The Civil Air Patrol was created on 1 December 1941 (six days before Pearl Harbor) in Cape May, NJ, with civilian aviators using their own planes to guard the NJ coastline as war was looming on the home front. During World War II, the Civil Air Patrol presented the means of using America's civilian aviation resources to aid the war effort. Thousands of volunteer members answered America's call to national service and sacrifice by accepting and performing critical wartime missions. Assigned to the War Department under the jurisdiction of the Army Air Corps, the contributions of Civil Air Patrol, including logging more than 500,000 flying hours and saving hundreds of crash victims during World War II, are well documented. CAP members eagerly assumed the missions, including anti-submarine patrol and warfare, border patrols and courier services. CAP sighted 173 enemy submarines and officially sank two.

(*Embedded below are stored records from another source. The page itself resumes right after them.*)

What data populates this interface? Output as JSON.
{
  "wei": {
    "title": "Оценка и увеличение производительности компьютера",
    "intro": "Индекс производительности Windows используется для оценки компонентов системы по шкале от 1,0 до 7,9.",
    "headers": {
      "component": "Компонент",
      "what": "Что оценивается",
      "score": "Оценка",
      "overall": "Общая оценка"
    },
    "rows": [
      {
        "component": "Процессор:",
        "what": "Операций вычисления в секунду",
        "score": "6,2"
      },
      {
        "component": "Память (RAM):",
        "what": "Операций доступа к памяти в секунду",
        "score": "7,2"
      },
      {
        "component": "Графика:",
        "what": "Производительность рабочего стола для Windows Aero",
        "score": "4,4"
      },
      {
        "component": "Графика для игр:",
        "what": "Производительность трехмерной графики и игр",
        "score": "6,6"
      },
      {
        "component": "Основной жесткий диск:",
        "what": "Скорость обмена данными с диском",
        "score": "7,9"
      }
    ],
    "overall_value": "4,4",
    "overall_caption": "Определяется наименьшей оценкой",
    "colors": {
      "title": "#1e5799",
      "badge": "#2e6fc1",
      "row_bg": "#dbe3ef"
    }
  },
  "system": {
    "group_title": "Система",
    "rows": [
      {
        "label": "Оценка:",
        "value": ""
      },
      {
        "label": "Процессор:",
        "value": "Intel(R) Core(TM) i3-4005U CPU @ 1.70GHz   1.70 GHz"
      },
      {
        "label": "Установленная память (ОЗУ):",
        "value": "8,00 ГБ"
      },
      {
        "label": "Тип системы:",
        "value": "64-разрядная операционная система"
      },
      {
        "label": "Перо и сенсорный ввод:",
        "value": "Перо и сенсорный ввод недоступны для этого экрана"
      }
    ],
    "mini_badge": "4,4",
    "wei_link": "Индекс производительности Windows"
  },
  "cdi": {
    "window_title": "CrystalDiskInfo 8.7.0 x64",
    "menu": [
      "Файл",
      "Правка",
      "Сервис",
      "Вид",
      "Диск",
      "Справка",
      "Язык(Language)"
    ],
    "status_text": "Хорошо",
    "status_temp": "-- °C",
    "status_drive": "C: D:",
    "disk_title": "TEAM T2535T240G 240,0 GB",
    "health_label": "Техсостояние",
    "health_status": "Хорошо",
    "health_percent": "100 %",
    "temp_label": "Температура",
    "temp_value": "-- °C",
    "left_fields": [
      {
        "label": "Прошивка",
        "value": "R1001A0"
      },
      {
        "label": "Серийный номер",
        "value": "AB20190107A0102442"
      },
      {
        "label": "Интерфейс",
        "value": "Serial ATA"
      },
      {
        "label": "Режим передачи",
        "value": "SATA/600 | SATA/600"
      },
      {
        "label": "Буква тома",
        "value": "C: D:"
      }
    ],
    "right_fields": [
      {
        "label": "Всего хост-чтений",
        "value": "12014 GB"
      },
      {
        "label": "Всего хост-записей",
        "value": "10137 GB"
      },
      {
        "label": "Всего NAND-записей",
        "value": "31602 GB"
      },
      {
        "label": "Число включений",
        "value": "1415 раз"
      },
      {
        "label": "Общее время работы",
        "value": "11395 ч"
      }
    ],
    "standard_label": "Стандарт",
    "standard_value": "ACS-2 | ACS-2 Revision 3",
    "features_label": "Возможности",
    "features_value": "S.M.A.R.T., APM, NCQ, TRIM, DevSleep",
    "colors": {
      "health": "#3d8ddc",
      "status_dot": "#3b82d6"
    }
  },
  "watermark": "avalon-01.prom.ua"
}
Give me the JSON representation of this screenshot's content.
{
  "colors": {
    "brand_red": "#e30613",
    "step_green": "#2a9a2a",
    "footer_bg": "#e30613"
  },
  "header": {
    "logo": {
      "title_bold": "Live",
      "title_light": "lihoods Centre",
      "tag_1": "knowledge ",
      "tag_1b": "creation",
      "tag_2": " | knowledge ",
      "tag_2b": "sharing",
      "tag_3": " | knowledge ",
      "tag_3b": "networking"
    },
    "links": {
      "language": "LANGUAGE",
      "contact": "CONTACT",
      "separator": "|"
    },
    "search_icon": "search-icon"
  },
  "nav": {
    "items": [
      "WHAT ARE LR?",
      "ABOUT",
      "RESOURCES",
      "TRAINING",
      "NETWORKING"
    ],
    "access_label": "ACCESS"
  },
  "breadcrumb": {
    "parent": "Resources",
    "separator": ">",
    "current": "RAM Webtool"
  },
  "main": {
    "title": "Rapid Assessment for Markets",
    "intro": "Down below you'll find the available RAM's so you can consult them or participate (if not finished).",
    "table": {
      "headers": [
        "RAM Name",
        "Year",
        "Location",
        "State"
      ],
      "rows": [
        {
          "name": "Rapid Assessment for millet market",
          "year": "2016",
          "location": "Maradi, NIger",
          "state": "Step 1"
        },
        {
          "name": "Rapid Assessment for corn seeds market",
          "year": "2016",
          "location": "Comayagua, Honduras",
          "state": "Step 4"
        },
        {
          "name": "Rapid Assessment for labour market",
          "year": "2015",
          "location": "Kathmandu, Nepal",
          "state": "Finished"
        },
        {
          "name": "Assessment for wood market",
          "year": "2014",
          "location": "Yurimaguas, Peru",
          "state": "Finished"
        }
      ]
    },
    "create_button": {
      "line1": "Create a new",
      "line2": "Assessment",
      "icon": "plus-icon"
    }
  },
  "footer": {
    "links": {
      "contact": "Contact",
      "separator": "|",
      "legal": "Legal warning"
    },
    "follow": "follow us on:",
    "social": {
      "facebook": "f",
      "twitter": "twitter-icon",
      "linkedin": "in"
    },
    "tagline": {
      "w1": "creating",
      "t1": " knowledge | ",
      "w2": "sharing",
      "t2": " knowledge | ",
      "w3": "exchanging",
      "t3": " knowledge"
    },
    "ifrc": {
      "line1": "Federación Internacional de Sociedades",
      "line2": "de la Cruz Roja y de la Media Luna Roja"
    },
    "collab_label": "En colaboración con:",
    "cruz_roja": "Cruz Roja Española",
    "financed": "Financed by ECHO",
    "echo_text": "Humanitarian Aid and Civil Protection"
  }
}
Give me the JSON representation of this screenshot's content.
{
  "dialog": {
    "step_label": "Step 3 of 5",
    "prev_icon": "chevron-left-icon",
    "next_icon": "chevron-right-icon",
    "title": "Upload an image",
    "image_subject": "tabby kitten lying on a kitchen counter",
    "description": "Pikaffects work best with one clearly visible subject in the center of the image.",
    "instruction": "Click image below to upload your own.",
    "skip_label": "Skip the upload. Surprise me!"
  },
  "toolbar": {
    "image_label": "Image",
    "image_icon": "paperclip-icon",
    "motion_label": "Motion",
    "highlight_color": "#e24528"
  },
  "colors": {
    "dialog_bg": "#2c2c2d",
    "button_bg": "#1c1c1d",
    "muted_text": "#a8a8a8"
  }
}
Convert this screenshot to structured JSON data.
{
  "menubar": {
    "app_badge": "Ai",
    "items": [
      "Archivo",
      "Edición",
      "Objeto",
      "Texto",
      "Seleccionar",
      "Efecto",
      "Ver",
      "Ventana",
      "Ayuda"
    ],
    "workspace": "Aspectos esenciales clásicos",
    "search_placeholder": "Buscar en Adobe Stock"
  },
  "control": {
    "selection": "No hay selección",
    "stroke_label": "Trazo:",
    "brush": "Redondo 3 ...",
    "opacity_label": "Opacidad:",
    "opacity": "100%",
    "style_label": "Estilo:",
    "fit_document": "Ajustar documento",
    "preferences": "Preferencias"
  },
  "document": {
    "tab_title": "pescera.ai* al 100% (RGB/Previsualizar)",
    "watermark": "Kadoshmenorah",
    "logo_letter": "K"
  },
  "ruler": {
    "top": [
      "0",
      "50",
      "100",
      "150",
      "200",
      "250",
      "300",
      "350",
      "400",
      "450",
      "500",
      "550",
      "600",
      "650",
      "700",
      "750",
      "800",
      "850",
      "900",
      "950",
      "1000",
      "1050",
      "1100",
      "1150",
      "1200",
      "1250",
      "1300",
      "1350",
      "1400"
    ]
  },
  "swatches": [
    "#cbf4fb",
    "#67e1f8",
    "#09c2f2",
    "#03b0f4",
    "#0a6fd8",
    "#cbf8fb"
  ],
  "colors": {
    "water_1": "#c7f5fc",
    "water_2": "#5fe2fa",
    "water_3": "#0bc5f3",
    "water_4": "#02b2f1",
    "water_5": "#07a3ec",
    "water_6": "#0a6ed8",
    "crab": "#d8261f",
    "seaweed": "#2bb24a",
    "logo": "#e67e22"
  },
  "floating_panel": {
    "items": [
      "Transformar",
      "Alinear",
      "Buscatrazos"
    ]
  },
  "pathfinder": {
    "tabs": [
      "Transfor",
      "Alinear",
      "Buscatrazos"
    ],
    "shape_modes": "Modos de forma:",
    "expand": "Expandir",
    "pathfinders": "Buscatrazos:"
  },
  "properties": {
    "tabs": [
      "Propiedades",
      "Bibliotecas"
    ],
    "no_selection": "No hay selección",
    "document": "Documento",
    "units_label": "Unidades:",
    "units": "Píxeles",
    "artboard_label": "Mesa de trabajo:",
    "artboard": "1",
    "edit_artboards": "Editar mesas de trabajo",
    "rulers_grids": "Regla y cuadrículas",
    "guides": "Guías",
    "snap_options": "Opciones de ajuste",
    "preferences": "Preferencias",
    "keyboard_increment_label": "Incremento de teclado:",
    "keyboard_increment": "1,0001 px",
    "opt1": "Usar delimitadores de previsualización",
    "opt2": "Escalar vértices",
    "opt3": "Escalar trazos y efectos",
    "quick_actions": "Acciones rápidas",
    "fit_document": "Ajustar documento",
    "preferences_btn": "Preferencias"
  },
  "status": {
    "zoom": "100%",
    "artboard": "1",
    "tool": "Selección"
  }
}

After the end of World War II, a thankful nation understood that Civil Air Patrol could continue providing valuable services to both local and national agencies. On July 1, 1946, President Harry Truman signed Public Law 476 incorporating Civil Air Patrol -- a benevolent non-profit organization dedicated to education and national service. On May 26, 1948, Congress passed Public Law 557 permanently establishing Civil Air Patrol as the auxiliary of the new U.S. Air Force. For the past 75 years, it has served as a volunteer organization with over 60,000 members, including over 26,000 cadets and nearly 35,000 adult members. CAP performs three Congressionally-assigned missions: Aerospace Education, Emergency Services, and Cadet Programs.